The water was deeper than it had looked from above, wetting him to mid-thigh, and so cold he gasped from the shock. The water would cover their scent, though, and they’d not leave a recognizable trail for several yards. The week they’d just spent had honed both his and Mireille’s already keen survival instincts.
"Not enough, though," Cedric muttered. "Not nearly enough." He leaned against the log to steady himself. The exhilaration had worn off, and now he shook when he thought of the narrowness of their escape from the village. If those Custodes knights near Tabor’s house had pursued them more aggressively, or if the one with the horses had cried out, he and Mireille would surely be captives by now, drugged with Merasha and in the hands of their enemies to face the Lord knew what kind of fate.
The splash of cold water from Mireille’s landing made him open his eyes. Mireille’s mouth was wide open from the coldness of the water, although she hadn’t made a sound.

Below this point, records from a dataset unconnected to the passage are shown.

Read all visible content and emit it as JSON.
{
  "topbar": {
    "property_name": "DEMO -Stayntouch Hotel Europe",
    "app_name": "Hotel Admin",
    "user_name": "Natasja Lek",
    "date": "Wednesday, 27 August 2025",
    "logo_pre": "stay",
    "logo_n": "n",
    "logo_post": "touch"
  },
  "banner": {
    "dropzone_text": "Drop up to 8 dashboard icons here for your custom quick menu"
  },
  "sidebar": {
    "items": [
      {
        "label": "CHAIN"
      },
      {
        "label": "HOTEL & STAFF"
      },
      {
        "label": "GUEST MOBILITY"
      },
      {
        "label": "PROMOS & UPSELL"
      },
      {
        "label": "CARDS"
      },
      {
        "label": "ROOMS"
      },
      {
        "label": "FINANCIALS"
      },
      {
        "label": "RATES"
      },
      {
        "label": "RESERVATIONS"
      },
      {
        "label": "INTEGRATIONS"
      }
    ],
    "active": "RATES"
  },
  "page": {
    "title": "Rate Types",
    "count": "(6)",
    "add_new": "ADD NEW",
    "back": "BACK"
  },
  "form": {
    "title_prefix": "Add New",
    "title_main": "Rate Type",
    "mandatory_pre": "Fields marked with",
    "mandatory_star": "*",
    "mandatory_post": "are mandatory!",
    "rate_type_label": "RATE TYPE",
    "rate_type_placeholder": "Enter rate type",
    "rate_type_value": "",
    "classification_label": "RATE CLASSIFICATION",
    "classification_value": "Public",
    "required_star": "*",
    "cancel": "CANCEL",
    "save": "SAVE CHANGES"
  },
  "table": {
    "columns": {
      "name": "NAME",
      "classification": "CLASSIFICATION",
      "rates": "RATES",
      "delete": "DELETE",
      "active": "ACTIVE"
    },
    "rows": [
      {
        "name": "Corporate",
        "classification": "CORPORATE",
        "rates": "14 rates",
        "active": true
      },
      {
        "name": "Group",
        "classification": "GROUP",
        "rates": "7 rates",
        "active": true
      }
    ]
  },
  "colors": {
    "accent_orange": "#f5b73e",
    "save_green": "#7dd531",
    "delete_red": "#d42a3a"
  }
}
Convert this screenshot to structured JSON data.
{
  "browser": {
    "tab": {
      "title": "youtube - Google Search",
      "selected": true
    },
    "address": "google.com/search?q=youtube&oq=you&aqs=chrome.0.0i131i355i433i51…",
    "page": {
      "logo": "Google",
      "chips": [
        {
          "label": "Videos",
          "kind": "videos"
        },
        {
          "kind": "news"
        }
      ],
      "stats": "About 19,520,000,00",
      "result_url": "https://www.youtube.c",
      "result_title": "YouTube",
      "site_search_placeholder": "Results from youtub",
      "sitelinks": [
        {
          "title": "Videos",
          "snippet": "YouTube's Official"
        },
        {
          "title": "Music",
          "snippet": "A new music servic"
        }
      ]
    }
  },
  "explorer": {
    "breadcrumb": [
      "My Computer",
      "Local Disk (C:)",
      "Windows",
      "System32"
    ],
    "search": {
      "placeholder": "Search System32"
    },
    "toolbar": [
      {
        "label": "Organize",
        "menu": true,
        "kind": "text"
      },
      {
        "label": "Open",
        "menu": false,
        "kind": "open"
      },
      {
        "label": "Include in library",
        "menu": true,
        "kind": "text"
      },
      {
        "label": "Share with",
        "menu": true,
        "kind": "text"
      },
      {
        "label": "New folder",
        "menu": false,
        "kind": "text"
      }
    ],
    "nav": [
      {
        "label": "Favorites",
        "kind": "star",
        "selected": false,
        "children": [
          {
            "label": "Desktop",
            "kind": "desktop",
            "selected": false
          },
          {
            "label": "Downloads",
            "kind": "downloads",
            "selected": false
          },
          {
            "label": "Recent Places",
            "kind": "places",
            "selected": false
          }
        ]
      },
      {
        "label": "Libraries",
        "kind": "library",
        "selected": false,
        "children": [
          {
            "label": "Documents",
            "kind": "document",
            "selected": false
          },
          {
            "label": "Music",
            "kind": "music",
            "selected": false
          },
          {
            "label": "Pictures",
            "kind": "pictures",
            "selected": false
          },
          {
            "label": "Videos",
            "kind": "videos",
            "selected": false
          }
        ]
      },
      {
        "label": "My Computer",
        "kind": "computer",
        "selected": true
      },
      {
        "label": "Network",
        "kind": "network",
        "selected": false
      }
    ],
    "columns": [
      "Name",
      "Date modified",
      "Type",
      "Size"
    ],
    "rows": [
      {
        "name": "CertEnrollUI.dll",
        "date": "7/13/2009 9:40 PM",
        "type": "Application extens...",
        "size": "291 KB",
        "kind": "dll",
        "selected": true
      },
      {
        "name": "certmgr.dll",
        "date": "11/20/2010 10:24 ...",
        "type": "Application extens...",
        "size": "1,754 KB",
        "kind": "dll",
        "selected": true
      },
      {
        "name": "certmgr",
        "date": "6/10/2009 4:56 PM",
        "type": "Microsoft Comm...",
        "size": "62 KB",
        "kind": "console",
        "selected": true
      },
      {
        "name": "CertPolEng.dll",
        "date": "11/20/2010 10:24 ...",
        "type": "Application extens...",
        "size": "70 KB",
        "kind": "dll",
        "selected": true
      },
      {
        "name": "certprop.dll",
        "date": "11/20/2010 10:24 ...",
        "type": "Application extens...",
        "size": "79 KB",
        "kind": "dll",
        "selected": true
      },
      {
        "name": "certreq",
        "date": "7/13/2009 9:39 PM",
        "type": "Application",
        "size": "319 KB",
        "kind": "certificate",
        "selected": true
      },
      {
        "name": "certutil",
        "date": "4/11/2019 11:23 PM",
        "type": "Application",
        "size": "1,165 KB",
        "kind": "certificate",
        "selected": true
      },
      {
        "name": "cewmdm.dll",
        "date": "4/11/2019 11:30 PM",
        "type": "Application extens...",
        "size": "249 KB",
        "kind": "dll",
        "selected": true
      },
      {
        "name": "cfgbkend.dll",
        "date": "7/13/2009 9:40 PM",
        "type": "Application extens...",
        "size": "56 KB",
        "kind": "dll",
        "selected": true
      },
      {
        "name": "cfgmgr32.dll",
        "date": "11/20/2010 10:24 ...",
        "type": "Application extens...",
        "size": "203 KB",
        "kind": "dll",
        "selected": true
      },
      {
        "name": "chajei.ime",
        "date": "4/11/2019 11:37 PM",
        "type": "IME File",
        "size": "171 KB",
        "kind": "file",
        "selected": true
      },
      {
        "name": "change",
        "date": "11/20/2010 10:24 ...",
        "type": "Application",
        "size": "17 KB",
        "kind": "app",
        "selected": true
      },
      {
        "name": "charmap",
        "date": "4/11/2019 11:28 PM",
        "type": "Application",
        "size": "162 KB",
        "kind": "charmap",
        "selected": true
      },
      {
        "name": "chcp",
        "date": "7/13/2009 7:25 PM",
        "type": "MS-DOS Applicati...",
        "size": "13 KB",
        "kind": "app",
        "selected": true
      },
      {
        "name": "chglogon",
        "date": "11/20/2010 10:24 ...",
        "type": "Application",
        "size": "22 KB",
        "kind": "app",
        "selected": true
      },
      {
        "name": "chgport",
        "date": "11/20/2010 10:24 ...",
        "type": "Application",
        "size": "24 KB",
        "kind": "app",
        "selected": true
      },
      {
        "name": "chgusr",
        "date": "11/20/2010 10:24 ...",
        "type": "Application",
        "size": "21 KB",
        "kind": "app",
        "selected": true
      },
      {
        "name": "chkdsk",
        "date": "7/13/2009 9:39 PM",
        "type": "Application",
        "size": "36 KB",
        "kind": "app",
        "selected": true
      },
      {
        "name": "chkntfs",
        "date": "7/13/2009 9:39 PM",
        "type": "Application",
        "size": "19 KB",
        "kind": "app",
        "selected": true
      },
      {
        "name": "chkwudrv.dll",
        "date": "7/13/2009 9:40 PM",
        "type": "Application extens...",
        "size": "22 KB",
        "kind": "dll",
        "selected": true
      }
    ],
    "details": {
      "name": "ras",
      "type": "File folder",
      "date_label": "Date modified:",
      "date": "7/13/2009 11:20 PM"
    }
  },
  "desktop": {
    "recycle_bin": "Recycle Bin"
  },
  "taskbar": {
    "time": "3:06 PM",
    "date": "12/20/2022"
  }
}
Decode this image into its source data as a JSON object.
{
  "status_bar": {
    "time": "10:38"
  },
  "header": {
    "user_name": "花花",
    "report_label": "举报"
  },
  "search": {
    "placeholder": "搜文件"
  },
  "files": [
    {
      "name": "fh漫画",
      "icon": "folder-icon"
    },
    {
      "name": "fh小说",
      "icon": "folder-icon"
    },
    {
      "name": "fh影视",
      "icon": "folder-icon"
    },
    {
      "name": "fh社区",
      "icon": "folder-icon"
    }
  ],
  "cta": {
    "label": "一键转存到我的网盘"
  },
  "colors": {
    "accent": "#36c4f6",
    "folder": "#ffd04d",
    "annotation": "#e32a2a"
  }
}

"What wasn’t enough?" she asked him.
"My wits and my survival instinct. You were right, Miri," Cedric whispered. "I was a fool to take us into the village. We’re lucky to be alive, and I’m amazed we weren’t captured back there."
"And we still have no food," Mireille pointed out lightly. "I thought my heart would burst with fright when I saw those Custodes back there. But Ced, we DID get away, and we ARE still alive."
"Blind stupid luck!"
"Pere always said ‘The Lord looks after fools’," Mireille answered. "It must be true, as here we are."
"I ought to have realized the Custodes would come looking for us in my home village," Cedric insisted with a bitter shake of his head. "I just about put both our necks in a noose!"
Mireille put her arms around his neck and squeezed, pressing close to him. Cedric returned the embrace automatically, still shivering. Mireille was thin and wiry in his arms. She’d never had a voluptuous figure, and after two years of hard living in the wild, her spine and ribs felt hard and knobby under his hands. Her breasts were nearly nonexistent against his chest. Nevertheless, he felt a sudden surge of wayward desire for her. He couldn’t remember the last time he’d felt anything as normal as a desire for intimacy with his wife. In the week since they’d fled their cave, they’d slept uneasily by day and had traveled by night. Even in their cave, the tension and uncertainty of their life in hiding had all but crushed normal sexuality out of their marriage. This spurt of desire he felt now must have been triggered by their mutual danger and the enormous relief of having cheated capture and death, Cedric decided. He held Mireille tighter, and moved to kiss her.
Mireille pulled back at that, one hand going to his lips. She shook her head, her face full of regret. "There’s no time, my love," she murmured. "We have to keep going, and as quickly as we can. They’ll be after us already." She released him the rest of the way and stood up straight.
Cedric nodded reluctantly and pushed away from the log. He tried to ignore the hot emptiness of his stomach, and the cold wetness as they struggled upstream through the thigh-deep water. Rain was beginning to drizzle down through the filter of the branches and leaves overhead. The provision problem was still with them, and now they had the added danger of more aggressive Custodes pursuit behind them. Cedric doubted he and Mireille could stay ahead of them for long, especially not if they didn’t find food and soon. The hopelessness of their situation made him feel far wearier than he had been at daybreak, but there was nothing for it but to keep going. He was not going to sit passively by the road and wait for his enemies to take them.